Sponsors for the season include The Times Media Company, Duneland Health Council, John W. Anderson Foundation, Franciscan Alliance Northern Indiana Hospitals, Kankakee Valley REMC and NIPSCO.

 

 

 

PNC Enrollment Day is December 10

Purdue University North Central invites prospective students to an Enrollment Day on Wednesday, Dec. 10 from 10 a.m. to 6 p.m. This event welcomes current and prospective students who want to register for the 2015 spring, summer and fall semesters.
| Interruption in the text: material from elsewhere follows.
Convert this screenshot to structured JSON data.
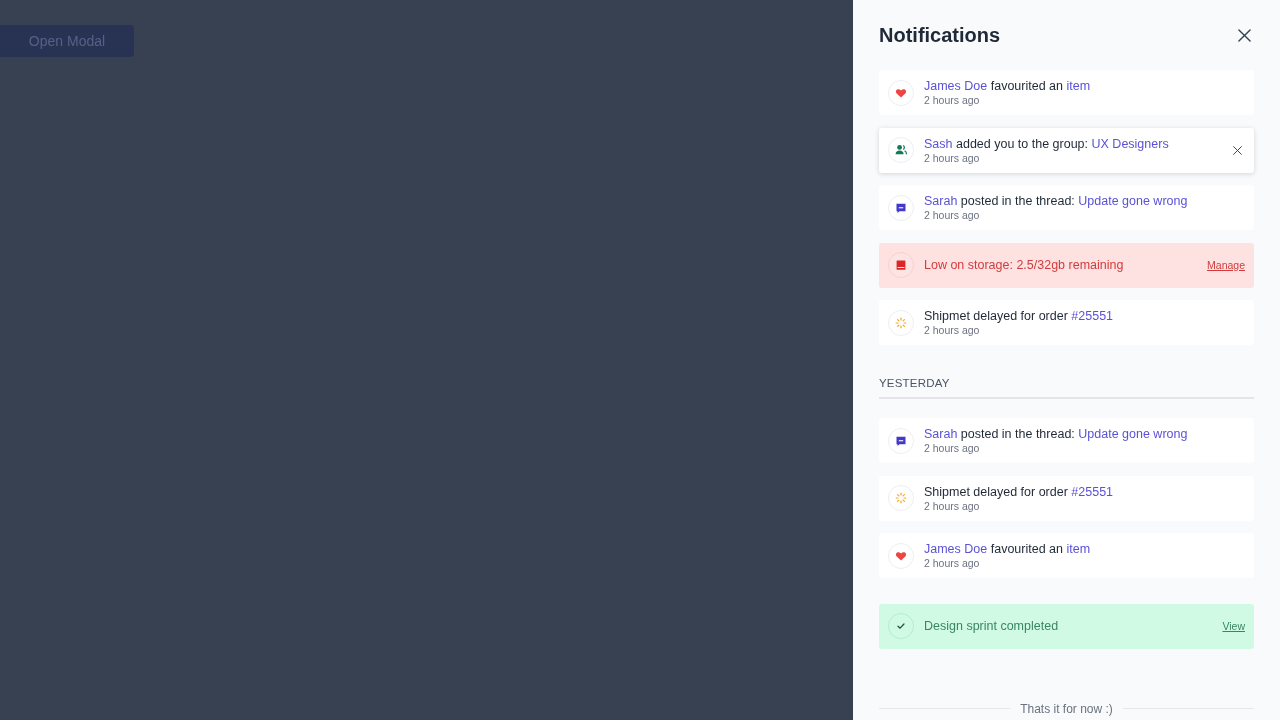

Prospective students will have the opportunity to fill out an application, get admitted, take an assessment test (if needed) and receive financial aid information.

Official transcripts must be submitted in order to be evaluated for admission. Once admitted, students will meet with an academic advisor to discuss their plan of study and register for courses.

There will be a sign-in table located at the north entrance of the Technology Building, near the lounge that is adjacent to Room 157.

No registration is required and students will be helped on a first come, first served basis. Family members are welcome to attend.

Further information may be obtained by contacting Janice Whisler at jwhisler@pnc.edu, or 219-785-5415. Persons with disabilities requiring accommodations should contact Whisler.

PNC Offers “Better-For-You Baking” Seminar

The Purdue University North Central Office of Graduate and Extended Learning and Department of Nursing and Health Studies will offer a non-credit healthy eating seminar on Dec. 4 at 5 p.m. in the Library-Student-Faculty Building (LSF,) Room 144.

“Better-For-You Baking” will be led by Amelia Wilson, PNC continuing lecturer of Health Studies, She will explain how to use substitutions for fat when baking, how to use fruit in recipes to add fiber and reduce fat and more. Participants will sample a healthy holiday treat and learn a recipe they can make on their own.

Seminar tickets are $15 per person and can be purchased at www.pnc.edu/gel or at the door.

To register or obtain further information about this program, visit www.pnc.edu/gel or contact Cassandra Boehlke, coordinator of Graduate and Extended Learning, at (219) 785- 5748, or cboehlke@pnc.edu. Persons with disabilities requiring accommodations should contact Boehlke.

PNC Book Club to Read “The Help”

The Purdue University North Central Alpha Mu Pi English Club book club will meet Dec. 5 at 1 p.m. in the Library-Student Faculty Building Assembly Hall, Room 02 on the PNC campus.

The group will read and discuss the best-selling novel “The Help” by Kathryn Stockett. The book tells the story of African-American maids working in white households in Jackson, Mississippi, during the early 1960s. The novel is Stockett’s first. It took her five years to complete and was rejected by 60 literary agents before agent Susan Ramer agreed to represent Stockett. “The Help” has since been translated into 40 languages and published in 35 countries.

The book inspired the movie, “The Help.” The movie was nominated for 86 various awards and won 64 awards, including an Oscar for Best Performance by a Supporting Actress by Octavia Spencer.

The Book Club will meet regularly during the academic year as members read and discuss various books of interest.

 

PNC to Open Leonard J. Brown Veterans Center

Purdue University North Central  will host a grand opening of the Leonard J. Brown Veterans Center on Thursday, Nov. 13 at 11 a.m. in the Library Student Faculty Building, Room 67.

The event will be led by Veterans Coordinator and current PNC student-veteran Jason Wray. Chancellor Dr. James B. Dworkin and Vice Chancellor Paul McGuiness will be in attendance. Refreshments will be served.

The family of Leonard J. Brown, who served as a Tec 4 in the 474th Infantry Regiment from July 28, 1944 to April 15, 1946, has generously supported the PNC veterans center. The center will be used for PNC student-veterans to hold group and individual meetings. It will seamlessly allow for interaction in the campus community and also provide a place for students with a shared background to gather.

The Leonard J. Brown Veterans Center will be relocated to the PNC Student Services and Activities Complex when that building is complete in spring, 2016.